A few more years went by. Things continued to change. While her spirit was still strong, my grandmother became frailer, more fragile. It was too much effort—and no longer safe—for her to continue to stay in the house. She needed people to help her. She needed to say goodbye to her home and move to assisted-living. It was time for me to take the dishes—to give them a new home, new uses, new memories.
I went to her house and stood in the rooms—I was transported back. I was six years old again. We went to the cabinet and slowly took them out like treasured artifacts, one at a time. We talked about how she met my grandfather—they grew up in the same neighborhood and he used to wait for her by her front gate to make sure she made it home safely when she was out with her friends. We talked about the Thanksgiving when my father was deployed and she stood by the cabinet and at the table, not sure if he had been injured or killed in action. We talked about how excited she was when I was born and she finally had a girl to spoil after three boys. As we talked, we emptied the cabinet and gently packed them up in the same boxes where their journey began.
The boxes were transferred to my car. And another journey began—this time to my home a thousand miles away. A few weeks later the cabinet and table arrived. I stood at the table and as carefully as I packed them, I unpacked them. I remembered the order from her house and recreated things as best I could. I stood by the table and though it was like to think and feel like her.
A few years later she passed away, and a few years after that I moved back home. Now I host the holidays and have dinner parties. Gently I pull them out, carefully I set the table. New, wonderful memoires and a new generation of happy times.
Susan McLaughlin is a freelance writer living in Pittsburgh, PA with eight-year-old twin girls and a 14-year-old black lab.

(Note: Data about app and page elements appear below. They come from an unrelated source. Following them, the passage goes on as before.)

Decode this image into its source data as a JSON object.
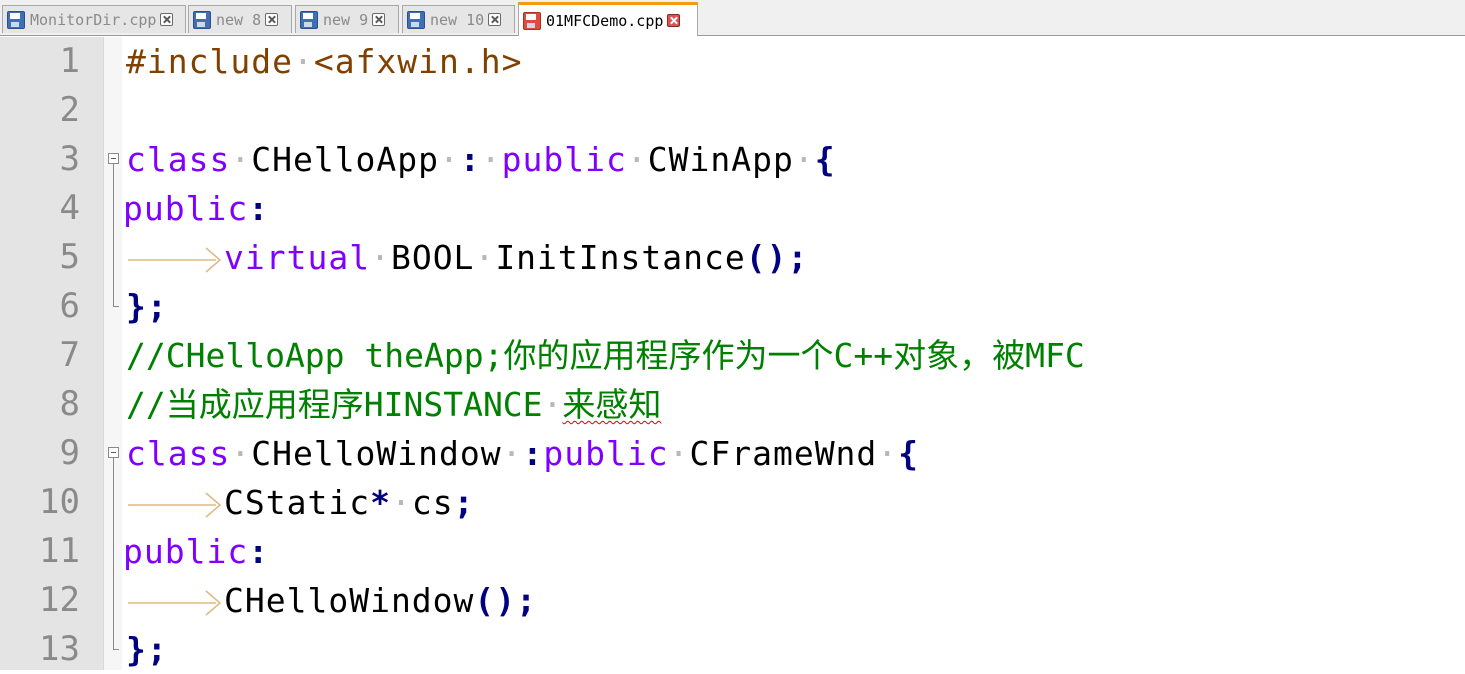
{
  "tabs": [
    {
      "label": "MonitorDir.cpp",
      "icon": "floppy-disk-icon",
      "active": false
    },
    {
      "label": "new 8",
      "icon": "floppy-disk-icon",
      "active": false
    },
    {
      "label": "new 9",
      "icon": "floppy-disk-icon",
      "active": false
    },
    {
      "label": "new 10",
      "icon": "floppy-disk-icon",
      "active": false
    },
    {
      "label": "01MFCDemo.cpp",
      "icon": "floppy-disk-unsaved-icon",
      "active": true
    }
  ],
  "editor": {
    "line_numbers": [
      "1",
      "2",
      "3",
      "4",
      "5",
      "6",
      "7",
      "8",
      "9",
      "10",
      "11",
      "12",
      "13"
    ],
    "line1": {
      "directive": "#include",
      "header": "<afxwin.h>"
    },
    "line3": {
      "kw_class": "class",
      "name": "CHelloApp",
      "colon": ":",
      "kw_public": "public",
      "base": "CWinApp",
      "brace": "{"
    },
    "line4": {
      "access": "public",
      "colon": ":"
    },
    "line5": {
      "kw_virtual": "virtual",
      "type": "BOOL",
      "func": "InitInstance",
      "parens": "()",
      "semi": ";"
    },
    "line6": {
      "close": "};"
    },
    "line7": {
      "comment": "//CHelloApp theApp;你的应用程序作为一个C++对象，被MFC"
    },
    "line8": {
      "comment_prefix": "//当成应用程序HINSTANCE",
      "comment_suffix": "来感知"
    },
    "line9": {
      "kw_class": "class",
      "name": "CHelloWindow",
      "colon": ":",
      "kw_public": "public",
      "base": "CFrameWnd",
      "brace": "{"
    },
    "line10": {
      "type": "CStatic",
      "star": "*",
      "var": "cs",
      "semi": ";"
    },
    "line11": {
      "access": "public",
      "colon": ":"
    },
    "line12": {
      "func": "CHelloWindow",
      "parens": "()",
      "semi": ";"
    },
    "line13": {
      "close": "};"
    }
  }
}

She enjoys the possibilities of creative non-fiction and is excited to be featured in Mothers Always Write for the first time.